Mayor Bill de Blasio has rejected a community-driven rezoning proposal for Bushwick, dealing a significant blow to local residents who spent years drafting a blueprint aimed at addressing gentrification and displacement in the rapidly changing neighborhood.
The administration’s decision was outlined in a letter delivered to local stakeholders this weekend by Deputy Mayor Vicki Breen, who said she was “deeply concerned” that aspects of the community plan amounted to a downzoning.
The notice came after Bushwick Councilmembers Antonio Reynoso and Rafael Espinal called on the Department of City Planning to consider the community’s vision as it moves forward with a controversial rezoning of 300 blocks of Bushwick. Just last month, the mayor’s upzoning proposal for Inwood was rejected by a judge, after opponents filed a lawsuit alleging that local residents were not adequately involved in the plan’s formation.
By contrast, the 74-page Bushwick Community Plan was the result of a collaborative, community-led process spearheaded by Community Board 4 more than five years ago. The plan aimed to limit large-scale development on side streets, while permitting higher density building on mixed-used corridors like Broadway.

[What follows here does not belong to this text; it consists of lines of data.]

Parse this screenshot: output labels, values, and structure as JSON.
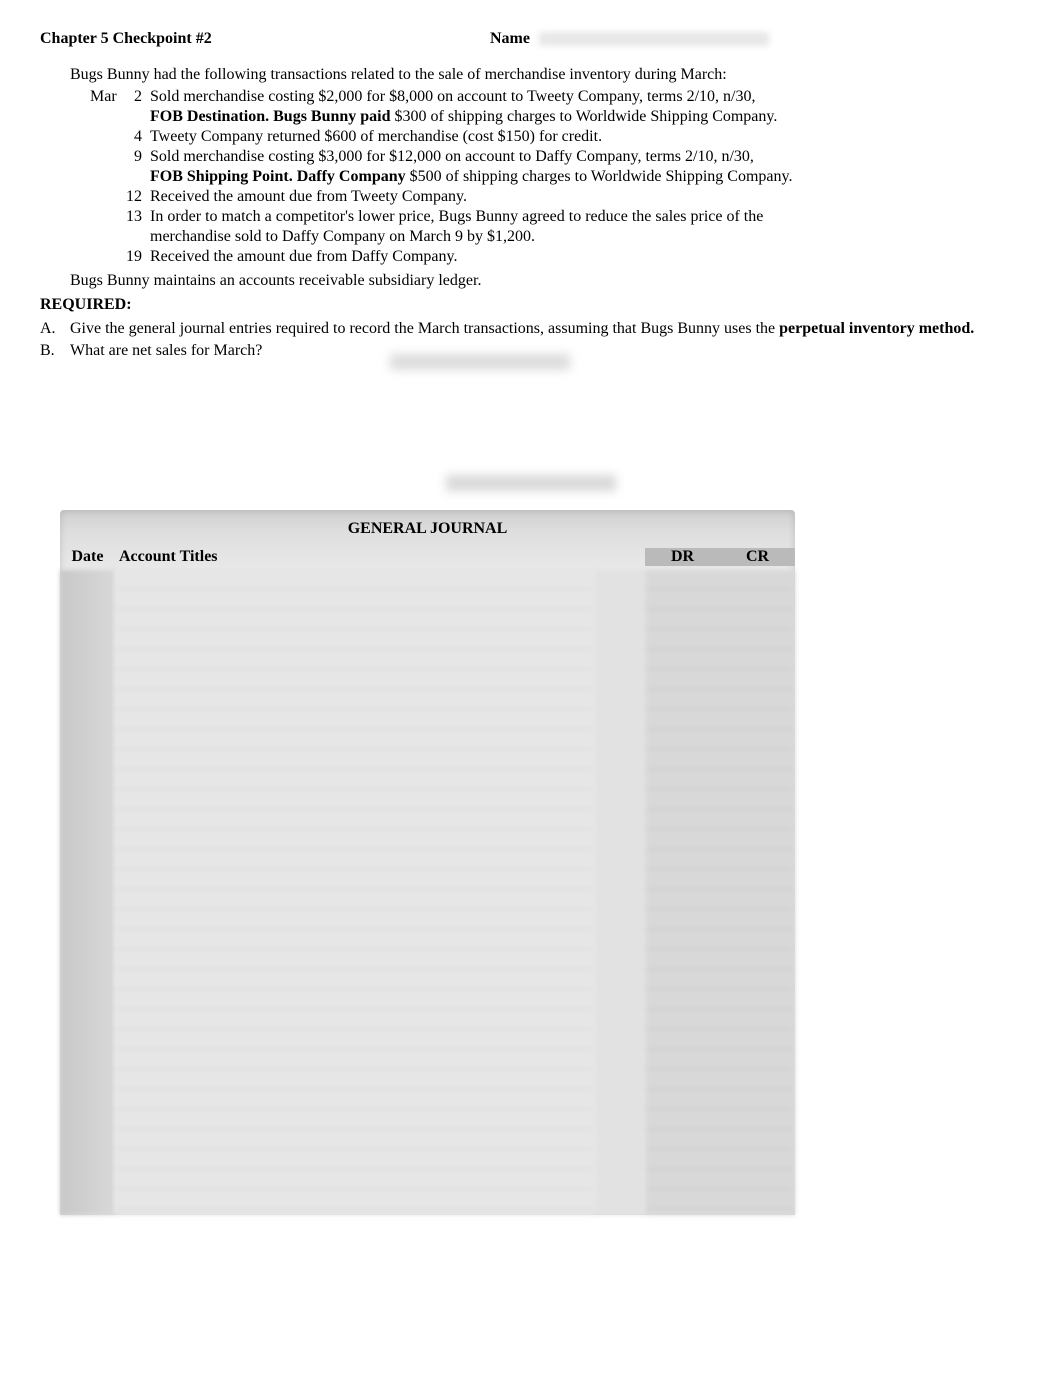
{
  "header": {
    "title": "Chapter 5 Checkpoint #2",
    "name_label": "Name"
  },
  "intro": "Bugs Bunny had the following transactions related to the sale of merchandise inventory during March:",
  "month": "Mar",
  "transactions": [
    {
      "show_month": true,
      "day": "2",
      "lines": [
        "Sold merchandise costing $2,000 for $8,000 on account to Tweety Company, terms 2/10, n/30,",
        "<b>FOB Destination.  Bugs Bunny paid</b> $300 of shipping charges to Worldwide Shipping Company."
      ]
    },
    {
      "show_month": false,
      "day": "4",
      "lines": [
        "Tweety Company returned $600 of merchandise (cost $150) for credit."
      ]
    },
    {
      "show_month": false,
      "day": "9",
      "lines": [
        "Sold merchandise costing $3,000 for $12,000 on account to Daffy Company, terms 2/10, n/30,",
        "<b>FOB Shipping Point.  Daffy Company</b> $500 of shipping charges to Worldwide Shipping Company."
      ]
    },
    {
      "show_month": false,
      "day": "12",
      "lines": [
        "Received the amount due from Tweety Company."
      ]
    },
    {
      "show_month": false,
      "day": "13",
      "lines": [
        "In order to match a competitor's lower price, Bugs Bunny agreed to reduce the sales price of the",
        "merchandise sold to Daffy Company on March 9 by $1,200."
      ]
    },
    {
      "show_month": false,
      "day": "19",
      "lines": [
        "Received the amount due from Daffy Company."
      ]
    }
  ],
  "subs_line": "Bugs Bunny maintains an accounts receivable subsidiary ledger.",
  "required_label": "REQUIRED:",
  "requirements": [
    {
      "letter": "A.",
      "html": "Give the general journal entries required to record the March transactions, assuming that Bugs Bunny uses the <b>perpetual inventory method.</b>"
    },
    {
      "letter": "B.",
      "html": "What are net sales for March?"
    }
  ],
  "journal": {
    "title": "GENERAL JOURNAL",
    "head_date": "Date",
    "head_account": "Account Titles",
    "head_dr": "DR",
    "head_cr": "CR"
  }
}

It also called for creation of new historic districts, preservation of affordable housing, and an increase in funding for local parks.
In a statement issued on Monday, Reynoso and Espinal accused the mayor of ignoring the needs of longtime Bushwick residents, while pushing through an unpopular rezoning that would ultimately act as a catalyst for gentrification.

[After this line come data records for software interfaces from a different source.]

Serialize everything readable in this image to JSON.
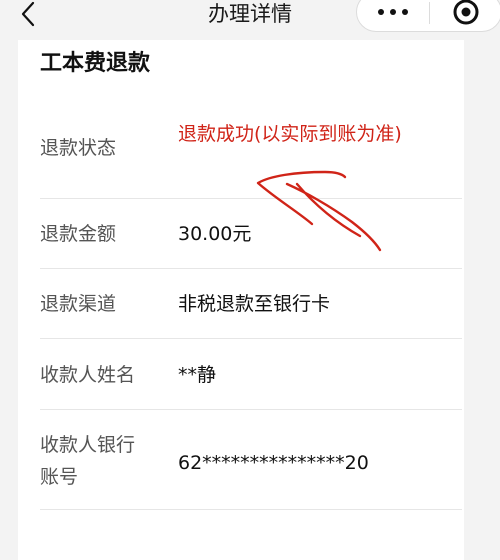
{
  "nav": {
    "title": "办理详情",
    "back_icon": "chevron-left-icon",
    "more_icon": "more-dots-icon",
    "close_icon": "target-close-icon"
  },
  "card": {
    "title": "工本费退款",
    "rows": [
      {
        "label": "退款状态",
        "value": "退款成功(以实际到账为准)",
        "value_color": "#d02418"
      },
      {
        "label": "退款金额",
        "value": "30.00元"
      },
      {
        "label": "退款渠道",
        "value": "非税退款至银行卡"
      },
      {
        "label": "收款人姓名",
        "value": "**静"
      },
      {
        "label": "收款人银行账号",
        "value": "62***************20"
      }
    ]
  },
  "annotation": {
    "color": "#d02418"
  }
}
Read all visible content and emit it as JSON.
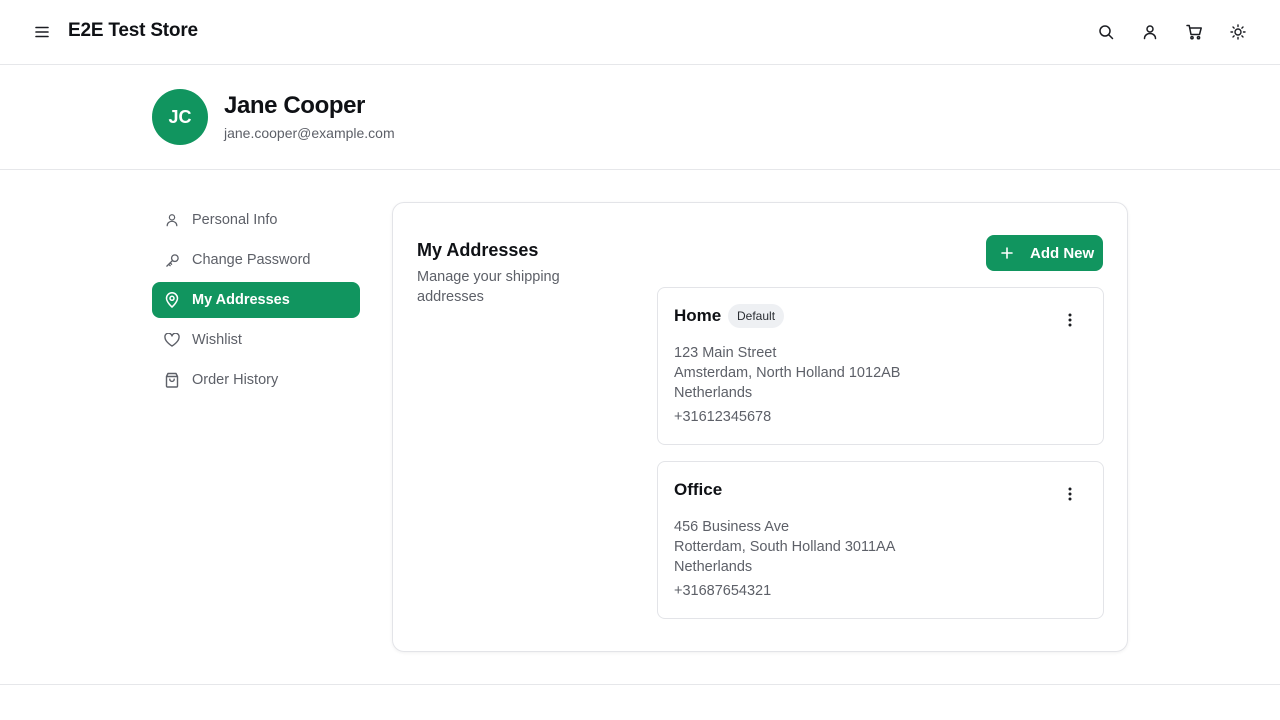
{
  "header": {
    "brand": "E2E Test Store",
    "icons": [
      "menu-icon",
      "search-icon",
      "user-icon",
      "cart-icon",
      "sun-icon"
    ]
  },
  "profile": {
    "initials": "JC",
    "name": "Jane Cooper",
    "email": "jane.cooper@example.com",
    "avatar_color": "#11955f"
  },
  "sidebar": {
    "items": [
      {
        "label": "Personal Info",
        "icon": "user-icon",
        "active": false
      },
      {
        "label": "Change Password",
        "icon": "key-icon",
        "active": false
      },
      {
        "label": "My Addresses",
        "icon": "map-pin-icon",
        "active": true
      },
      {
        "label": "Wishlist",
        "icon": "heart-icon",
        "active": false
      },
      {
        "label": "Order History",
        "icon": "shopping-bag-icon",
        "active": false
      }
    ]
  },
  "main": {
    "title": "My Addresses",
    "subtitle": "Manage your shipping addresses",
    "add_label": "Add New",
    "addresses": [
      {
        "name": "Home",
        "badge": "Default",
        "street": "123 Main Street",
        "city_line": "Amsterdam, North Holland 1012AB",
        "country": "Netherlands",
        "phone": "+31612345678"
      },
      {
        "name": "Office",
        "badge": "",
        "street": "456 Business Ave",
        "city_line": "Rotterdam, South Holland 3011AA",
        "country": "Netherlands",
        "phone": "+31687654321"
      }
    ]
  },
  "colors": {
    "accent": "#11955f",
    "text": "#0f1115",
    "muted": "#5d6068",
    "border": "#e3e4e8"
  }
}
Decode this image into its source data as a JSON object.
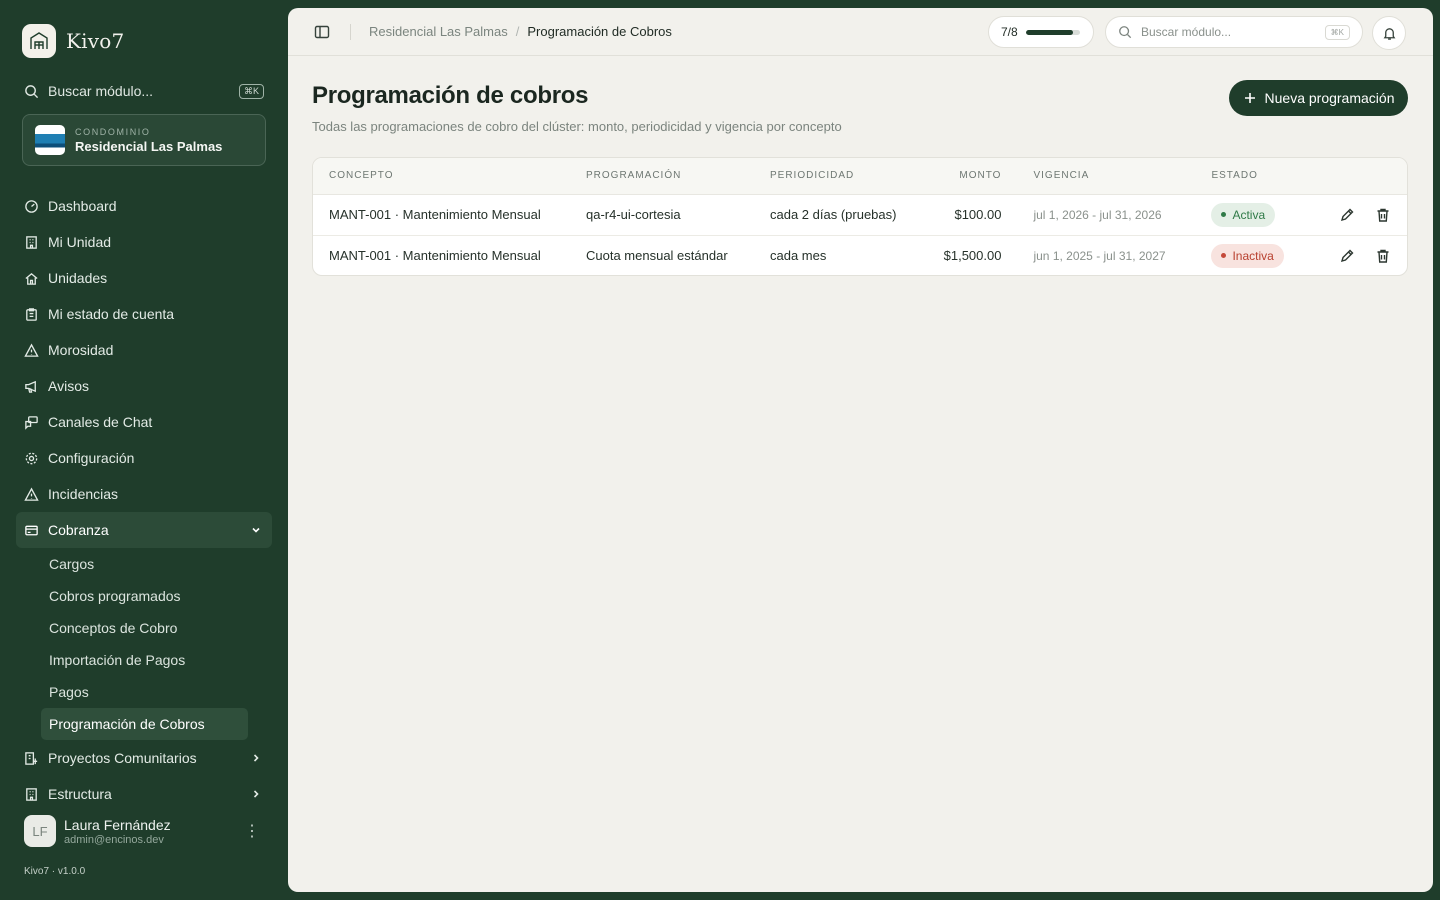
{
  "brand": {
    "name": "Kivo7"
  },
  "sidebar": {
    "search_label": "Buscar módulo...",
    "search_kbd": "⌘K",
    "condo": {
      "kicker": "CONDOMINIO",
      "name": "Residencial Las Palmas"
    },
    "items": [
      {
        "label": "Dashboard",
        "icon": "gauge-icon"
      },
      {
        "label": "Mi Unidad",
        "icon": "building-icon"
      },
      {
        "label": "Unidades",
        "icon": "home-icon"
      },
      {
        "label": "Mi estado de cuenta",
        "icon": "clipboard-icon"
      },
      {
        "label": "Morosidad",
        "icon": "warning-icon"
      },
      {
        "label": "Avisos",
        "icon": "megaphone-icon"
      },
      {
        "label": "Canales de Chat",
        "icon": "chat-icon"
      },
      {
        "label": "Configuración",
        "icon": "gear-icon"
      },
      {
        "label": "Incidencias",
        "icon": "warning-icon"
      },
      {
        "label": "Cobranza",
        "icon": "card-icon"
      }
    ],
    "cobranza_sub": [
      {
        "label": "Cargos"
      },
      {
        "label": "Cobros programados"
      },
      {
        "label": "Conceptos de Cobro"
      },
      {
        "label": "Importación de Pagos"
      },
      {
        "label": "Pagos"
      },
      {
        "label": "Programación de Cobros"
      }
    ],
    "items_after": [
      {
        "label": "Proyectos Comunitarios",
        "icon": "building-plus-icon"
      },
      {
        "label": "Estructura",
        "icon": "building-icon"
      }
    ],
    "user": {
      "initials": "LF",
      "name": "Laura Fernández",
      "email": "admin@encinos.dev"
    },
    "version": "Kivo7 · v1.0.0"
  },
  "topbar": {
    "breadcrumb": {
      "parent": "Residencial Las Palmas",
      "sep": "/",
      "current": "Programación de Cobros"
    },
    "progress": {
      "label": "7/8",
      "fraction": 0.875
    },
    "search_placeholder": "Buscar módulo...",
    "search_kbd": "⌘K"
  },
  "page": {
    "title": "Programación de cobros",
    "subtitle": "Todas las programaciones de cobro del clúster: monto, periodicidad y vigencia por concepto",
    "new_button": "Nueva programación"
  },
  "table": {
    "headers": [
      "CONCEPTO",
      "PROGRAMACIÓN",
      "PERIODICIDAD",
      "MONTO",
      "VIGENCIA",
      "ESTADO"
    ],
    "rows": [
      {
        "concepto": "MANT-001 · Mantenimiento Mensual",
        "programacion": "qa-r4-ui-cortesia",
        "periodicidad": "cada 2 días (pruebas)",
        "monto": "$100.00",
        "vigencia": "jul 1, 2026 - jul 31, 2026",
        "estado": "Activa"
      },
      {
        "concepto": "MANT-001 · Mantenimiento Mensual",
        "programacion": "Cuota mensual estándar",
        "periodicidad": "cada mes",
        "monto": "$1,500.00",
        "vigencia": "jun 1, 2025 - jul 31, 2027",
        "estado": "Inactiva"
      }
    ]
  },
  "colors": {
    "sidebar_bg": "#1f3d2b",
    "accent": "#1f3d2b",
    "active": "#2f7a47",
    "inactive": "#b8402f"
  }
}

“The Mayor’s decision to walk away from Bushwick, continuing the cycle of government neglect the neighborhood has suffered under for the past 50 years, is shameful as it ignores the voice and will of a community,” the statement reads. “The status quo remains the same, our community continues to be displaced, but now the Mayor has rubber stamped his approval on this crisis.”
Bushwick saw a 44 percent increase in average rent between 1990 and 2014, making it one of New York City’s fastest gentrifying neighborhoods, according to a report from NYU’s Furman Center. The average monthly rent for a one-bedroom apartment in the neighborhood was $2,323 as of last year.

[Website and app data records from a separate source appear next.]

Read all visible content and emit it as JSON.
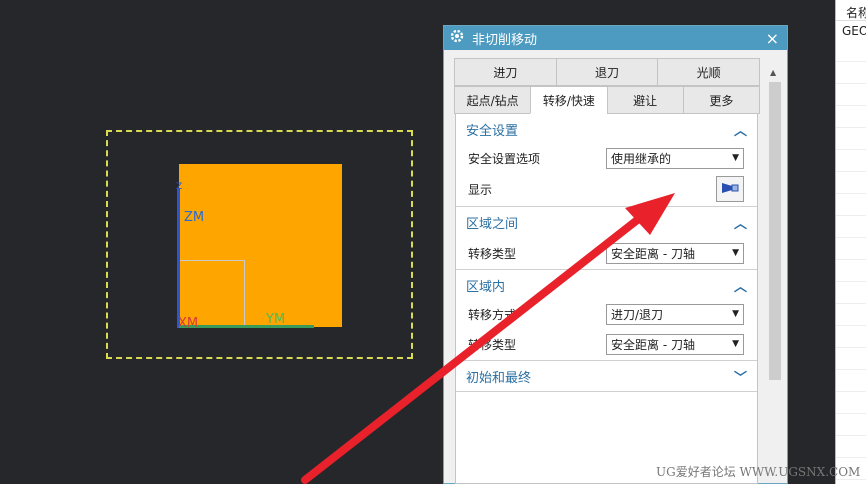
{
  "viewport": {
    "axes": {
      "zm": "ZM",
      "ym": "YM",
      "xm": "XM",
      "z_small": "Z"
    }
  },
  "dialog": {
    "title": "非切削移动",
    "close_icon": "×",
    "tabs_row1": [
      "进刀",
      "退刀",
      "光顺"
    ],
    "tabs_row2": [
      "起点/钻点",
      "转移/快速",
      "避让",
      "更多"
    ],
    "active_tab": "转移/快速",
    "sections": {
      "safety": {
        "title": "安全设置",
        "option_label": "安全设置选项",
        "option_value": "使用继承的",
        "display_label": "显示"
      },
      "between_regions": {
        "title": "区域之间",
        "transfer_type_label": "转移类型",
        "transfer_type_value": "安全距离 - 刀轴"
      },
      "within_region": {
        "title": "区域内",
        "transfer_mode_label": "转移方式",
        "transfer_mode_value": "进刀/退刀",
        "transfer_type_label": "转移类型",
        "transfer_type_value": "安全距离 - 刀轴"
      },
      "initial_final": {
        "title": "初始和最终"
      }
    }
  },
  "right_panel": {
    "header": "名称",
    "item": "GEOMETRY"
  },
  "watermark": "UG爱好者论坛 WWW.UGSNX.COM",
  "colors": {
    "part": "#ffa500",
    "title_bar": "#4d9bc0",
    "arrow": "#e8212b",
    "section_title": "#2b6fa3"
  }
}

This past summer, the de Blasio administration unveiled its own plan to rezone Bushwick, which would create an estimated 5,600 additional units of residential housing, 30 percent of which would be deemed affordable. The community proposal, meanwhile, called for no more than 2,000 new units in total—with the stipulation that all of them be “deeply affordable.”
According to Deputy Mayor Been, those demands “run counter to the City’s goals of the rezoning, which would be to encourage new mixed-income housing to prevent displacement spurred by current market forces while promoting a diverse, healthy and inclusive neighborhood and city.”
But advocates of the community plan—including Make the Road New York, Churches United for Fair Housing, and Brooklyn Legal Services Corporation—argue that a more restrictive approach is needed to stave off displacement. They point to the large-scale rezoning of the East River riverfront under Mayor Mike Bloomberg—and the ensuing jump in median income in the area from $39,550 to $67,830—as evidence against the de Blasio’s zoning theory.
Meanwhile, some anti-gentrification groups say the community plan was doomed from the start. Members of the group Mi Casa No Es Su Casa, which has opposed any rezoning effort, say that local residents should focus their attention on pressuring Reynoso and Espinal to vote against the city’s proposal—something they have not yet committed to doing.
“Nothing is surprising here,” Nancy Torres, the spokesperson for Mi Casa No Es Su Casa, told Gothamist. “We know that DCP never accepts the community’s plan. If Reynoso and Espinal are shocked by this, then they clearly haven’t been paying attention.”